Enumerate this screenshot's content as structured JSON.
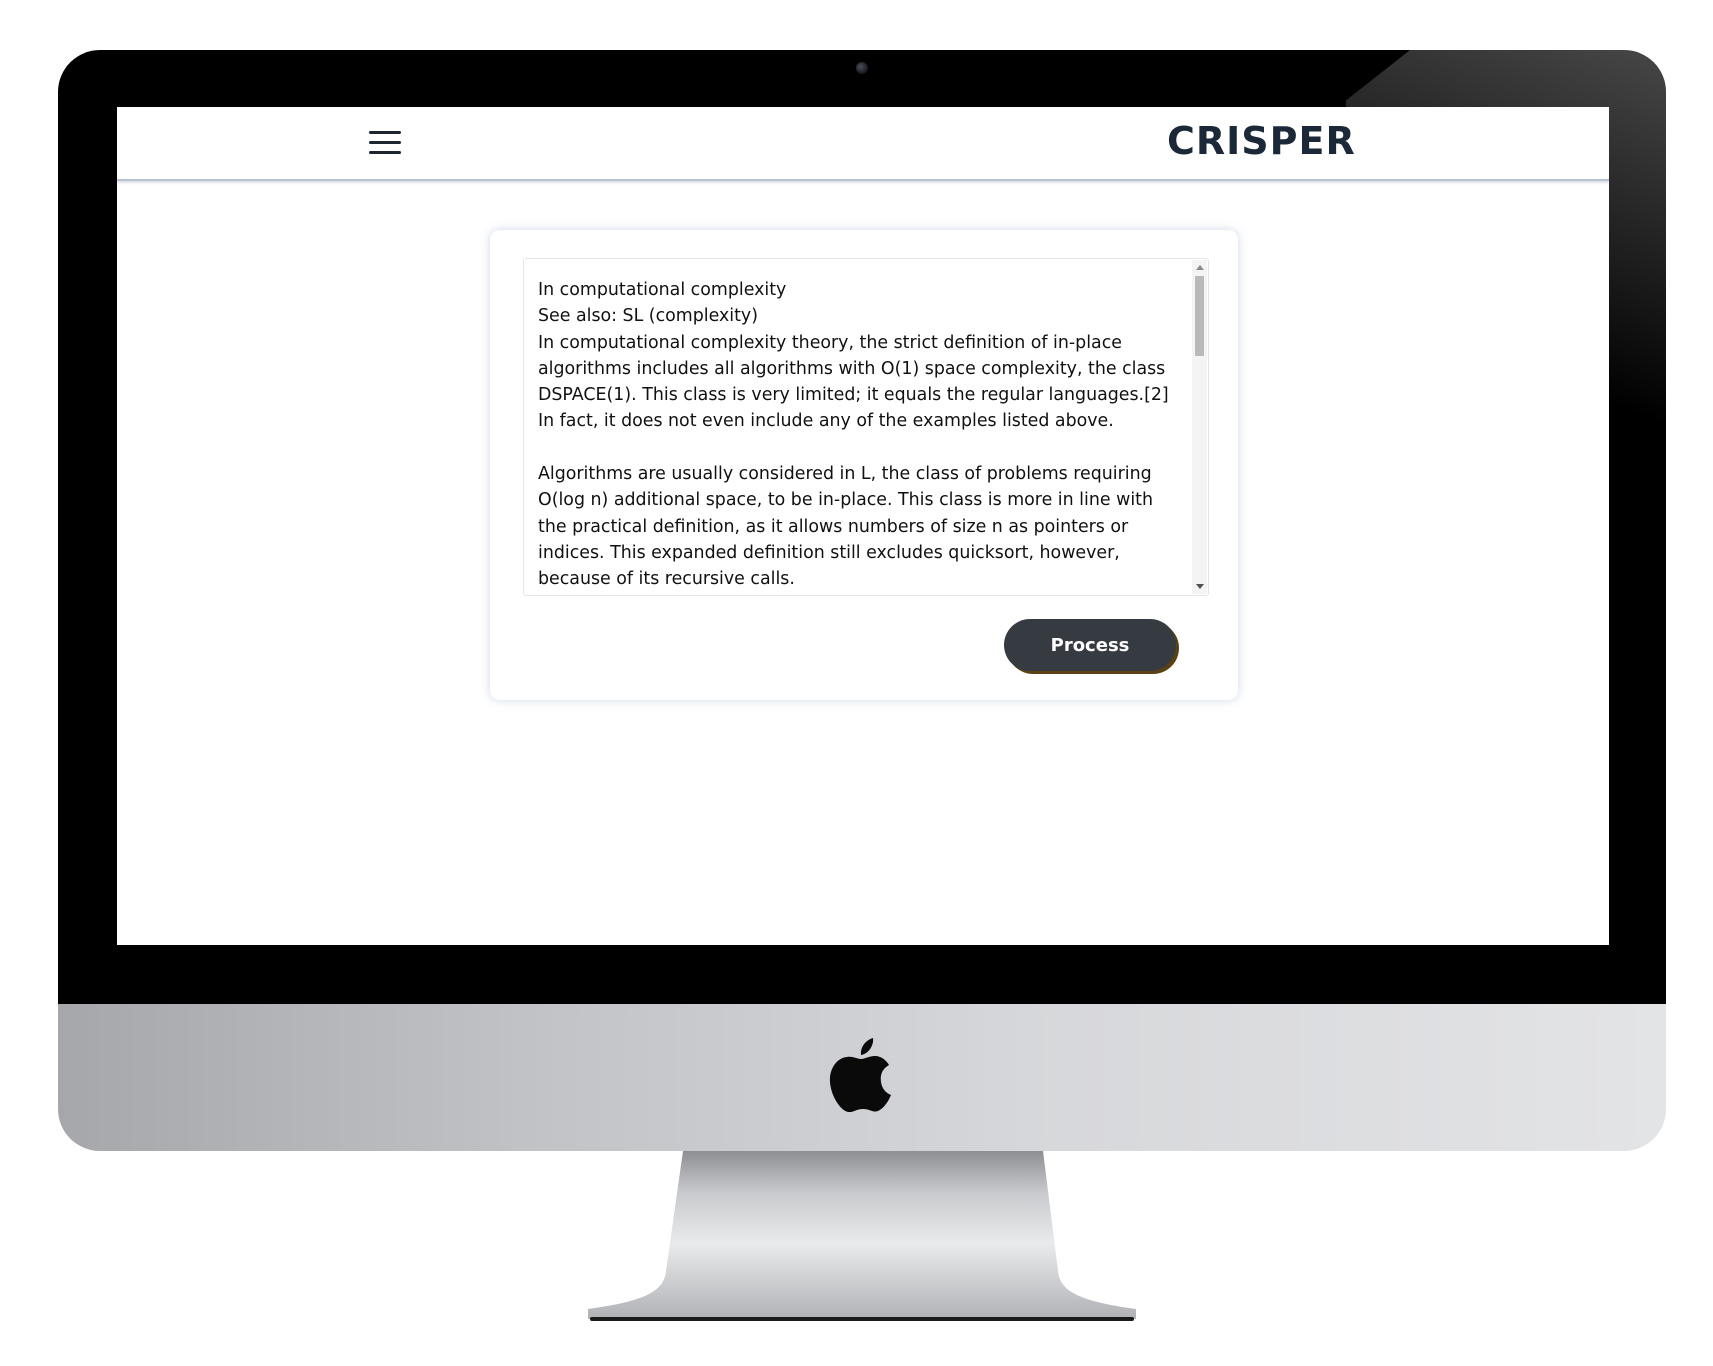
{
  "header": {
    "brand": "CRISPER",
    "menu_icon": "hamburger-menu-icon"
  },
  "editor": {
    "text": "In computational complexity\nSee also: SL (complexity)\nIn computational complexity theory, the strict definition of in-place algorithms includes all algorithms with O(1) space complexity, the class DSPACE(1). This class is very limited; it equals the regular languages.[2] In fact, it does not even include any of the examples listed above.\n\nAlgorithms are usually considered in L, the class of problems requiring O(log n) additional space, to be in-place. This class is more in line with the practical definition, as it allows numbers of size n as pointers or indices. This expanded definition still excludes quicksort, however, because of its recursive calls."
  },
  "actions": {
    "process_label": "Process"
  },
  "device": {
    "logo_icon": "apple-logo-icon"
  },
  "colors": {
    "brand_text": "#1b2838",
    "button_bg": "#363b41",
    "button_shadow": "#5a4216"
  }
}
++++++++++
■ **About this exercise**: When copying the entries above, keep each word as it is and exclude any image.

■ **Worked solution**:
Enumerate this screenshot's content as structured JSON.
{
  "header": {
    "brand": "CRISPER",
    "menu_icon": "hamburger-menu-icon"
  },
  "editor": {
    "text": "In computational complexity\nSee also: SL (complexity)\nIn computational complexity theory, the strict definition of in-place algorithms includes all algorithms with O(1) space complexity, the class DSPACE(1). This class is very limited; it equals the regular languages.[2] In fact, it does not even include any of the examples listed above.\n\nAlgorithms are usually considered in L, the class of problems requiring O(log n) additional space, to be in-place. This class is more in line with the practical definition, as it allows numbers of size n as pointers or indices. This expanded definition still excludes quicksort, however, because of its recursive calls."
  },
  "actions": {
    "process_label": "Process"
  },
  "device": {
    "logo_icon": "apple-logo-icon"
  },
  "colors": {
    "brand_text": "#1b2838",
    "button_bg": "#363b41",
    "button_shadow": "#5a4216"
  }
}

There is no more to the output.